> Problem to work on: Give the entries again exactly, every one of them.

> Records for the task:
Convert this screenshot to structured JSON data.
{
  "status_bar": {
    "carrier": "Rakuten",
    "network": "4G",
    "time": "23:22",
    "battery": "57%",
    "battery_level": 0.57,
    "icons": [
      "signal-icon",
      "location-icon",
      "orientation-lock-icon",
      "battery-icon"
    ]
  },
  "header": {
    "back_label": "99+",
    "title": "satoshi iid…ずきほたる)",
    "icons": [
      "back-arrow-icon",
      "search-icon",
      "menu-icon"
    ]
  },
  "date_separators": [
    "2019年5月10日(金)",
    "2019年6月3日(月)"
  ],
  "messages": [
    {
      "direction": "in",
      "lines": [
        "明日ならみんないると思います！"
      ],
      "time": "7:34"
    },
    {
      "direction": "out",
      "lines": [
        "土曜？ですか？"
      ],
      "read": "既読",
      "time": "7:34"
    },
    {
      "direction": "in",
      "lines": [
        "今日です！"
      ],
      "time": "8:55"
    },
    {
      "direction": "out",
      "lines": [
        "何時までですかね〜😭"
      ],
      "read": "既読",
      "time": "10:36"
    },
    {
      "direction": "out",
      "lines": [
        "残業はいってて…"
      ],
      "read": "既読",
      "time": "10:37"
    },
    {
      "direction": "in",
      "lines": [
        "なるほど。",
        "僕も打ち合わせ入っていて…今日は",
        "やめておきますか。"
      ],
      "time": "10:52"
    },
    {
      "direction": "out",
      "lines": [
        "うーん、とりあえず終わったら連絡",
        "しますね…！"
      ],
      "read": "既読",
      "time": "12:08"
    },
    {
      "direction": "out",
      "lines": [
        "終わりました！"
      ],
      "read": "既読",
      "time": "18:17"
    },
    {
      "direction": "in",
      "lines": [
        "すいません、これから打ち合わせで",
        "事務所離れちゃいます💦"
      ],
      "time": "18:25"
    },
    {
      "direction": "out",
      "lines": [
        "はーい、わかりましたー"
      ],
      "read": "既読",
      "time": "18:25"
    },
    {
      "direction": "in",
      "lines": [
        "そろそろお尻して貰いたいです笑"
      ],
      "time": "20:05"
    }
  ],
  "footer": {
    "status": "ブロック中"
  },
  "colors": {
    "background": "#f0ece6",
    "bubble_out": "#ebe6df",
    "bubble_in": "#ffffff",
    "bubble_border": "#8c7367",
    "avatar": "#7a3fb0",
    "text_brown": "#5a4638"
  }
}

> Response to the exercise:
Convert this screenshot to structured JSON data.
{
  "status_bar": {
    "carrier": "Rakuten",
    "network": "4G",
    "time": "23:22",
    "battery": "57%",
    "battery_level": 0.57,
    "icons": [
      "signal-icon",
      "location-icon",
      "orientation-lock-icon",
      "battery-icon"
    ]
  },
  "header": {
    "back_label": "99+",
    "title": "satoshi iid…ずきほたる)",
    "icons": [
      "back-arrow-icon",
      "search-icon",
      "menu-icon"
    ]
  },
  "date_separators": [
    "2019年5月10日(金)",
    "2019年6月3日(月)"
  ],
  "messages": [
    {
      "direction": "in",
      "lines": [
        "明日ならみんないると思います！"
      ],
      "time": "7:34"
    },
    {
      "direction": "out",
      "lines": [
        "土曜？ですか？"
      ],
      "read": "既読",
      "time": "7:34"
    },
    {
      "direction": "in",
      "lines": [
        "今日です！"
      ],
      "time": "8:55"
    },
    {
      "direction": "out",
      "lines": [
        "何時までですかね〜😭"
      ],
      "read": "既読",
      "time": "10:36"
    },
    {
      "direction": "out",
      "lines": [
        "残業はいってて…"
      ],
      "read": "既読",
      "time": "10:37"
    },
    {
      "direction": "in",
      "lines": [
        "なるほど。",
        "僕も打ち合わせ入っていて…今日は",
        "やめておきますか。"
      ],
      "time": "10:52"
    },
    {
      "direction": "out",
      "lines": [
        "うーん、とりあえず終わったら連絡",
        "しますね…！"
      ],
      "read": "既読",
      "time": "12:08"
    },
    {
      "direction": "out",
      "lines": [
        "終わりました！"
      ],
      "read": "既読",
      "time": "18:17"
    },
    {
      "direction": "in",
      "lines": [
        "すいません、これから打ち合わせで",
        "事務所離れちゃいます💦"
      ],
      "time": "18:25"
    },
    {
      "direction": "out",
      "lines": [
        "はーい、わかりましたー"
      ],
      "read": "既読",
      "time": "18:25"
    },
    {
      "direction": "in",
      "lines": [
        "そろそろお尻して貰いたいです笑"
      ],
      "time": "20:05"
    }
  ],
  "footer": {
    "status": "ブロック中"
  },
  "colors": {
    "background": "#f0ece6",
    "bubble_out": "#ebe6df",
    "bubble_in": "#ffffff",
    "bubble_border": "#8c7367",
    "avatar": "#7a3fb0",
    "text_brown": "#5a4638"
  }
}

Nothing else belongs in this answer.